• Exercise: For this exercise, copy the records below exactly and exclude every image.

Excerpts from an interface dataset
---------------

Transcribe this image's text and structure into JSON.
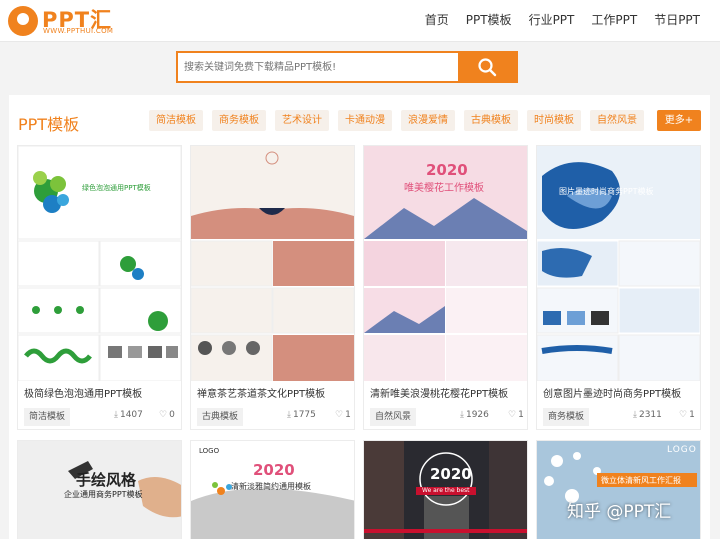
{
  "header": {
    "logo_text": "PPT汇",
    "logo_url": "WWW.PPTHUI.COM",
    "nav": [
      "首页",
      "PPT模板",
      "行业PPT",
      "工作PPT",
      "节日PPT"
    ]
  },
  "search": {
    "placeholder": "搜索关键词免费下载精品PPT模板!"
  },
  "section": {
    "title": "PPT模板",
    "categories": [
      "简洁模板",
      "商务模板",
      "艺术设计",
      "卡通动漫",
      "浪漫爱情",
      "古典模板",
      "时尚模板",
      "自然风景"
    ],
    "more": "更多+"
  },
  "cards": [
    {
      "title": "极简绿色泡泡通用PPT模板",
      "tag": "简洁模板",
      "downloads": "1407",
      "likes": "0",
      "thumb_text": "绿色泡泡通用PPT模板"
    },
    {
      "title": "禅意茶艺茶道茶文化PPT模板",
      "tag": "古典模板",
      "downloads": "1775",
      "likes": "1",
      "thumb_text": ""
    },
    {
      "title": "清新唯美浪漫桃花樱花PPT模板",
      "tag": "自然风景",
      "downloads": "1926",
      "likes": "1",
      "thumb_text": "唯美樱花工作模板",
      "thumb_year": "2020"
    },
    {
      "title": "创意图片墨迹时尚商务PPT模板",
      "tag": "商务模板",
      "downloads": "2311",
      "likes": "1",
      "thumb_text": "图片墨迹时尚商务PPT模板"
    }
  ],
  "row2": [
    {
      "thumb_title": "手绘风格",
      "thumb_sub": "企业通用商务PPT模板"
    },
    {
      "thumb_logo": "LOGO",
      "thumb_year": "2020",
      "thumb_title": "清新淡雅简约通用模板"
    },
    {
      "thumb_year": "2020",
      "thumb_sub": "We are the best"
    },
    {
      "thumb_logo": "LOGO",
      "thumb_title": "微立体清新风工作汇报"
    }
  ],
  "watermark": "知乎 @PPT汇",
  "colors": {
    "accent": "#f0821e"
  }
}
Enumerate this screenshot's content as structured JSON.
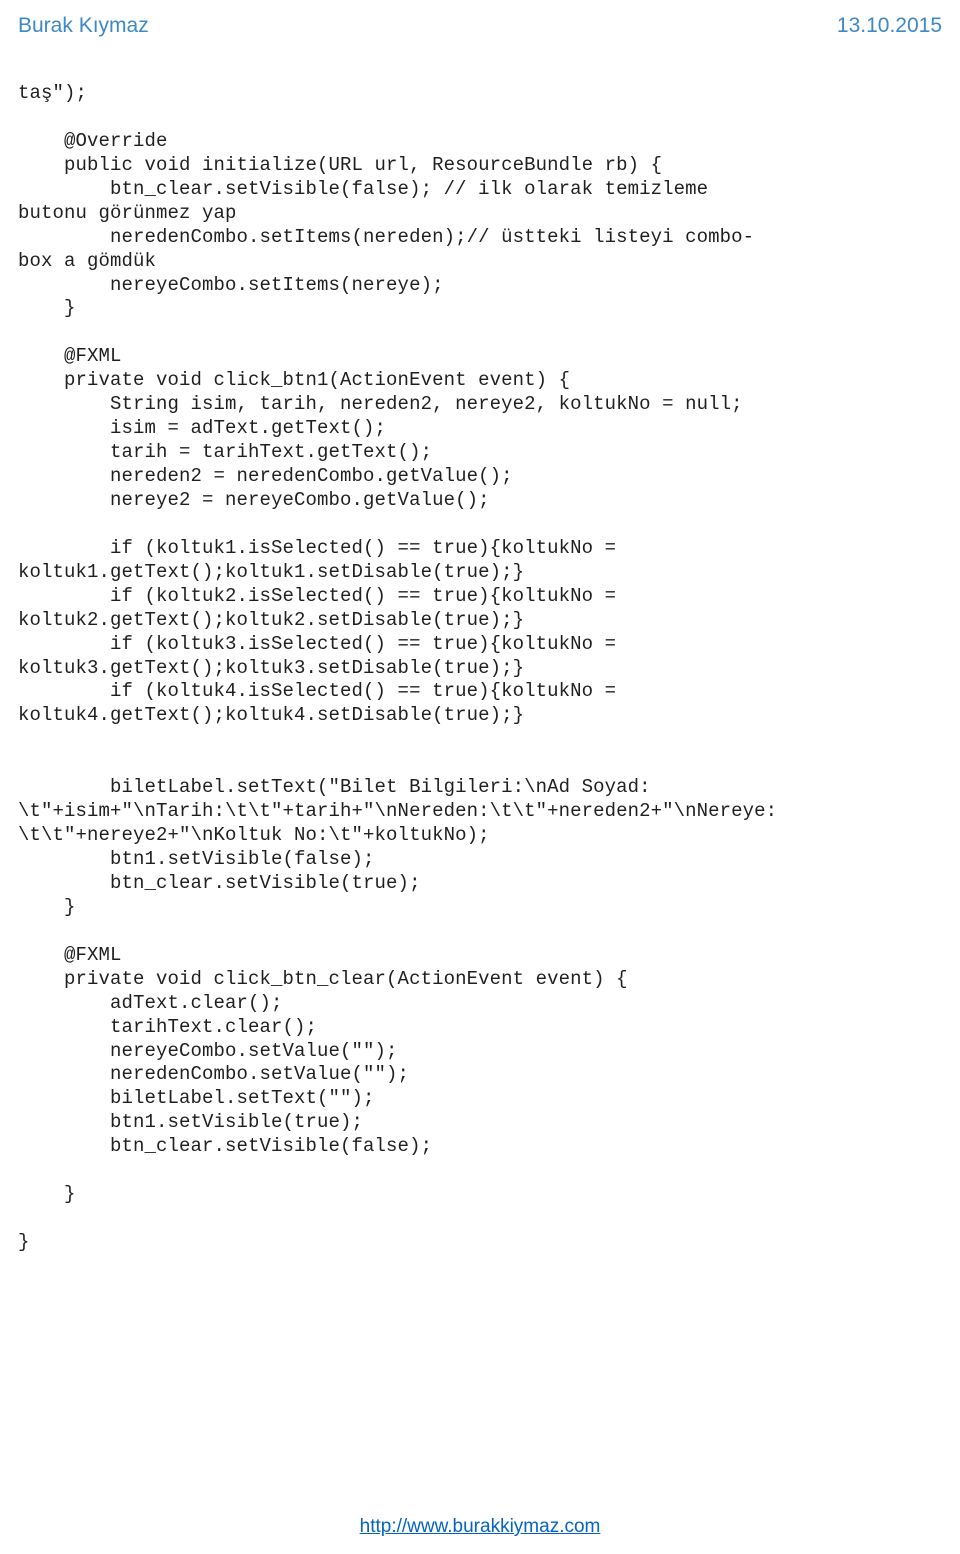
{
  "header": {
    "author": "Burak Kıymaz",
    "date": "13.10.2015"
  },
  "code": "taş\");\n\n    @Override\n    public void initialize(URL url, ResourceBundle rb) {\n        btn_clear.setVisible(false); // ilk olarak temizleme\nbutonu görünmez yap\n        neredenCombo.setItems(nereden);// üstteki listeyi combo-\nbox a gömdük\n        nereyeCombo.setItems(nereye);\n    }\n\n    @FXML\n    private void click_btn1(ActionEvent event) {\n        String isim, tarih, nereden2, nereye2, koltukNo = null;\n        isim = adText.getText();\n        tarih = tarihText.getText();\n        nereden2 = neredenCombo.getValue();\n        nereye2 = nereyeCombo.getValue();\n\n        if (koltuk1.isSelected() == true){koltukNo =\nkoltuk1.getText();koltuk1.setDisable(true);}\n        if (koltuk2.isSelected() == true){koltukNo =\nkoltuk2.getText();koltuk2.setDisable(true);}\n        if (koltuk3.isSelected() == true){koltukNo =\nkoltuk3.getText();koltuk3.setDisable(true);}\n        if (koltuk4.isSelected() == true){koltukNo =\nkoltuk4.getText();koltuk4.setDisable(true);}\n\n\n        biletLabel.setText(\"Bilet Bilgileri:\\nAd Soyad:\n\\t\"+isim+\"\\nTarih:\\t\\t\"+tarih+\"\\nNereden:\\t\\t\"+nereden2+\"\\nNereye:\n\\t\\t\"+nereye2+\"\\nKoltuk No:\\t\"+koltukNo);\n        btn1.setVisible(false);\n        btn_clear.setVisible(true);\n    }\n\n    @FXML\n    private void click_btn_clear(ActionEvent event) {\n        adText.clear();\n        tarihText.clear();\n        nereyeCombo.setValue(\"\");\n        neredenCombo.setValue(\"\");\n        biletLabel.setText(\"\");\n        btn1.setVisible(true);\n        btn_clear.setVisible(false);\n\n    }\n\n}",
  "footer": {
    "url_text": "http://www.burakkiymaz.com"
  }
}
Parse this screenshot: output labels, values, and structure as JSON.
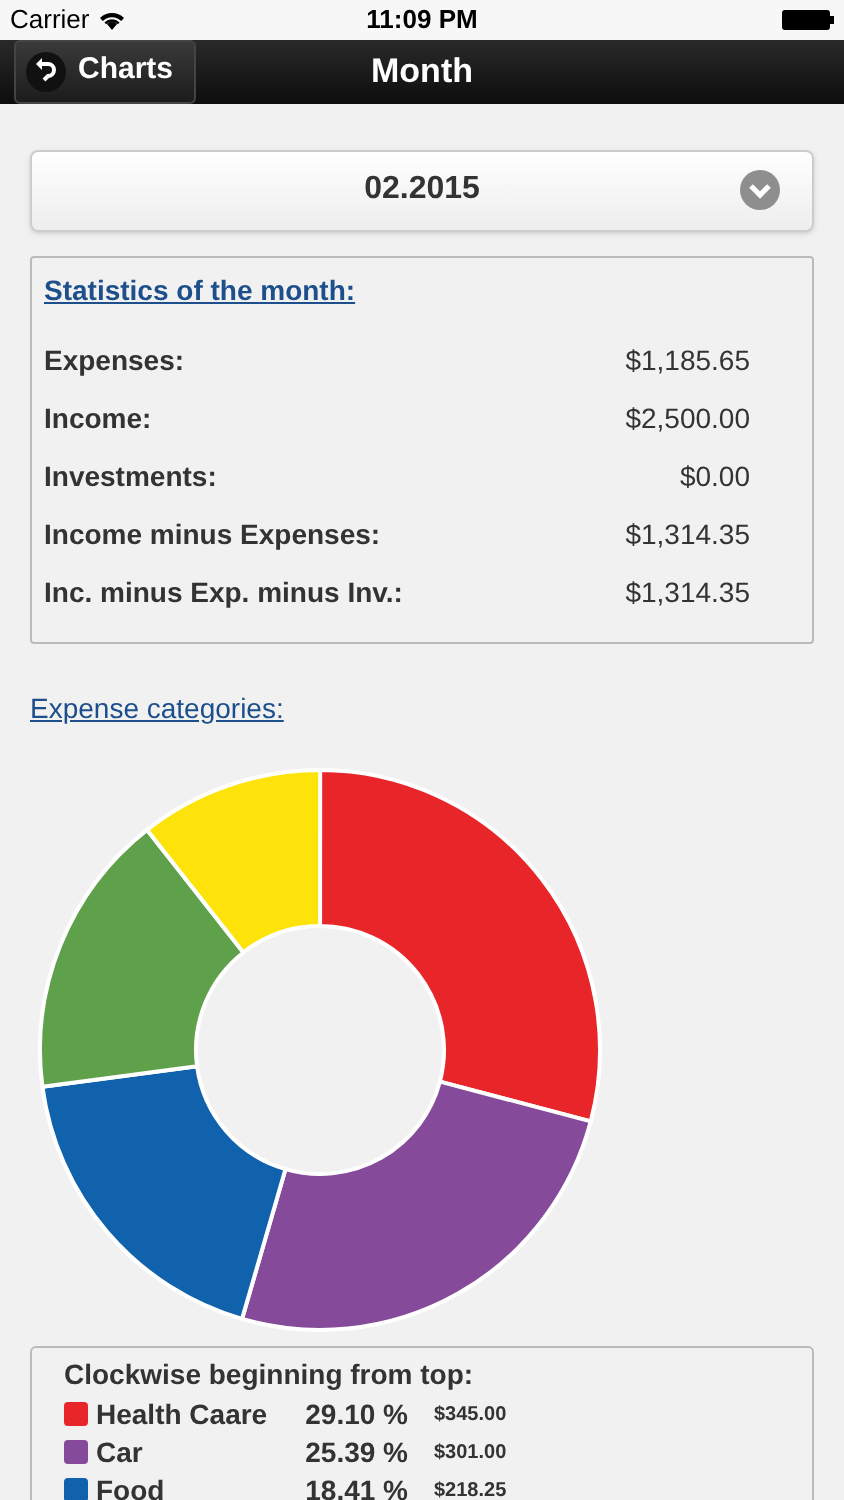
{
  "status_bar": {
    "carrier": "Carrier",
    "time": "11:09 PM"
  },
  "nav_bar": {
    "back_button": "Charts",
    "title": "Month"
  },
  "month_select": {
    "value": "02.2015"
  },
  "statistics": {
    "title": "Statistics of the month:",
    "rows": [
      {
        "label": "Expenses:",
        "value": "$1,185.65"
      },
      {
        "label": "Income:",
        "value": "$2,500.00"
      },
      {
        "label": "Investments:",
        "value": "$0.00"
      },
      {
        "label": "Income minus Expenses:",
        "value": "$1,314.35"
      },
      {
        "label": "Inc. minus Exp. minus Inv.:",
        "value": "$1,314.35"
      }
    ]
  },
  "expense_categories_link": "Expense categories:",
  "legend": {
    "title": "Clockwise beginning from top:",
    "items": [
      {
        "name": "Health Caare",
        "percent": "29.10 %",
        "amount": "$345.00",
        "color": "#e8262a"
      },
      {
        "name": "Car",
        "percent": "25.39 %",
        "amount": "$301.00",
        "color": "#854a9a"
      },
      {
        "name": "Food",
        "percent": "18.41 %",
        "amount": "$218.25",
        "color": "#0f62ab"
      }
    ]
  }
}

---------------

• Your response:
Transcribe this image's text and structure into JSON.
{
  "header": {
    "logo_text": "PPT汇",
    "logo_url": "WWW.PPTHUI.COM",
    "nav": [
      "首页",
      "PPT模板",
      "行业PPT",
      "工作PPT",
      "节日PPT"
    ]
  },
  "search": {
    "placeholder": "搜索关键词免费下载精品PPT模板!"
  },
  "section": {
    "title": "PPT模板",
    "categories": [
      "简洁模板",
      "商务模板",
      "艺术设计",
      "卡通动漫",
      "浪漫爱情",
      "古典模板",
      "时尚模板",
      "自然风景"
    ],
    "more": "更多+"
  },
  "cards": [
    {
      "title": "极简绿色泡泡通用PPT模板",
      "tag": "简洁模板",
      "downloads": "1407",
      "likes": "0",
      "thumb_text": "绿色泡泡通用PPT模板"
    },
    {
      "title": "禅意茶艺茶道茶文化PPT模板",
      "tag": "古典模板",
      "downloads": "1775",
      "likes": "1",
      "thumb_text": ""
    },
    {
      "title": "清新唯美浪漫桃花樱花PPT模板",
      "tag": "自然风景",
      "downloads": "1926",
      "likes": "1",
      "thumb_text": "唯美樱花工作模板",
      "thumb_year": "2020"
    },
    {
      "title": "创意图片墨迹时尚商务PPT模板",
      "tag": "商务模板",
      "downloads": "2311",
      "likes": "1",
      "thumb_text": "图片墨迹时尚商务PPT模板"
    }
  ],
  "row2": [
    {
      "thumb_title": "手绘风格",
      "thumb_sub": "企业通用商务PPT模板"
    },
    {
      "thumb_logo": "LOGO",
      "thumb_year": "2020",
      "thumb_title": "清新淡雅简约通用模板"
    },
    {
      "thumb_year": "2020",
      "thumb_sub": "We are the best"
    },
    {
      "thumb_logo": "LOGO",
      "thumb_title": "微立体清新风工作汇报"
    }
  ],
  "watermark": "知乎 @PPT汇",
  "colors": {
    "accent": "#f0821e"
  }
}
Enumerate this screenshot's content as structured JSON.
{
  "header": {
    "author": "Burak Kıymaz",
    "date": "13.10.2015"
  },
  "code": "taş\");\n\n    @Override\n    public void initialize(URL url, ResourceBundle rb) {\n        btn_clear.setVisible(false); // ilk olarak temizleme\nbutonu görünmez yap\n        neredenCombo.setItems(nereden);// üstteki listeyi combo-\nbox a gömdük\n        nereyeCombo.setItems(nereye);\n    }\n\n    @FXML\n    private void click_btn1(ActionEvent event) {\n        String isim, tarih, nereden2, nereye2, koltukNo = null;\n        isim = adText.getText();\n        tarih = tarihText.getText();\n        nereden2 = neredenCombo.getValue();\n        nereye2 = nereyeCombo.getValue();\n\n        if (koltuk1.isSelected() == true){koltukNo =\nkoltuk1.getText();koltuk1.setDisable(true);}\n        if (koltuk2.isSelected() == true){koltukNo =\nkoltuk2.getText();koltuk2.setDisable(true);}\n        if (koltuk3.isSelected() == true){koltukNo =\nkoltuk3.getText();koltuk3.setDisable(true);}\n        if (koltuk4.isSelected() == true){koltukNo =\nkoltuk4.getText();koltuk4.setDisable(true);}\n\n\n        biletLabel.setText(\"Bilet Bilgileri:\\nAd Soyad:\n\\t\"+isim+\"\\nTarih:\\t\\t\"+tarih+\"\\nNereden:\\t\\t\"+nereden2+\"\\nNereye:\n\\t\\t\"+nereye2+\"\\nKoltuk No:\\t\"+koltukNo);\n        btn1.setVisible(false);\n        btn_clear.setVisible(true);\n    }\n\n    @FXML\n    private void click_btn_clear(ActionEvent event) {\n        adText.clear();\n        tarihText.clear();\n        nereyeCombo.setValue(\"\");\n        neredenCombo.setValue(\"\");\n        biletLabel.setText(\"\");\n        btn1.setVisible(true);\n        btn_clear.setVisible(false);\n\n    }\n\n}",
  "footer": {
    "url_text": "http://www.burakkiymaz.com"
  }
}
Parse this screenshot: output labels, values, and structure as JSON.
{
  "status_bar": {
    "carrier": "Carrier",
    "time": "11:09 PM"
  },
  "nav_bar": {
    "back_button": "Charts",
    "title": "Month"
  },
  "month_select": {
    "value": "02.2015"
  },
  "statistics": {
    "title": "Statistics of the month:",
    "rows": [
      {
        "label": "Expenses:",
        "value": "$1,185.65"
      },
      {
        "label": "Income:",
        "value": "$2,500.00"
      },
      {
        "label": "Investments:",
        "value": "$0.00"
      },
      {
        "label": "Income minus Expenses:",
        "value": "$1,314.35"
      },
      {
        "label": "Inc. minus Exp. minus Inv.:",
        "value": "$1,314.35"
      }
    ]
  },
  "expense_categories_link": "Expense categories:",
  "legend": {
    "title": "Clockwise beginning from top:",
    "items": [
      {
        "name": "Health Caare",
        "percent": "29.10 %",
        "amount": "$345.00",
        "color": "#e8262a"
      },
      {
        "name": "Car",
        "percent": "25.39 %",
        "amount": "$301.00",
        "color": "#854a9a"
      },
      {
        "name": "Food",
        "percent": "18.41 %",
        "amount": "$218.25",
        "color": "#0f62ab"
      }
    ]
  }
}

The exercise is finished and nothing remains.